Little is known of these White Huns. Most Chinese sources trace their origins to Southern Kazakhstan. Others indicate Central China. In a sixth-century account by Procopius of Caesarea, they were Hunnic in both stock and name. Most believe that “White” does not refer to complexion but rather to geographic orientation. The northern Huns were known as the “Black Huns,” the southern Huns were “Blue” and “Green,” and the White Huns came from the West.
2 Hungary And The Huns
Every two years, the Hungarian village of Bugac holds a summer festival known as Kurultaj. In 2016, this tribal assembly of Hun-Turkic nations saw 250,000 attendees from around the world. However, the festival was primarily attended by Hungarians, proud to celebrate their deep connection to the East. The Magyar, originally from Central Asia, settled Hungary around 900 AD—four centuries after the death of Attila. However, Hungarian lore has long maintained that the Magyar were descendants of the Huns.
In the 19th century, the idea that Hungarians have Central Asian origins developed into a movement called Turanism. Its roots were deeply political and were used as ammunition in the struggle for the nation to liberate itself from the Germanic Hapsburg Empire. To this day, Attila is considered the father of the Hungarian nation. “Attila the ancestor” theory is far more glamorous than the competing idea that obscure Finno-Ugric tribes gave rise to modern Hungarians.
1 Umutkor Collar
In December 2014, the Kyrgyzstan Ministry of Culture announced that a fifth-century Hunnic gold collar recently sold by Sotheby’s had been taken from the country illegally. On December 3, the “Umutkor collar” sold for a staggering $380,215. Sansyzbay Umutkor acquired the woven gold necklace set with glass and garnets around 1890. The high-status artifact with dragon-head terminals remained in his family’s collection in Bratislava until 2013.

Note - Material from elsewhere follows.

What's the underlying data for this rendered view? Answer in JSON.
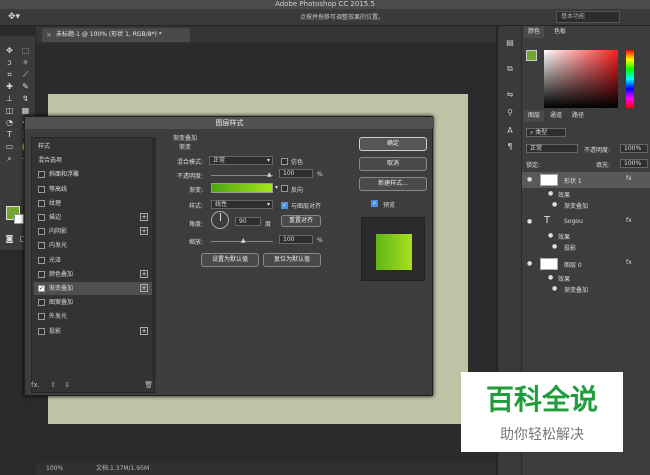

East Hunnic jewelry is extraordinarily rare. Finding a complete royal collar in the homeland of the Huns is “nothing short of spectacular.” The Huns introduced dragon- and beast-head-terminal necklaces and torcs with their expansion west. This style of jewelry has popped up from Central Asia to the Carpathians. Huns were master goldsmiths. However, they relied on imported, precut stones—like the ones in the Umutkor collar. It is unknown whether the piece was intended for a man or a woman.
Dubbed the “Indiana Jones of ethnomusicology” by TimeOut.com, Geordie McElroy has hunted songs for the Smithsonian, Sony Music Group, and private collectors. A leading authority on occult music, he is also singer of LA-based band Blackwater Jukebox.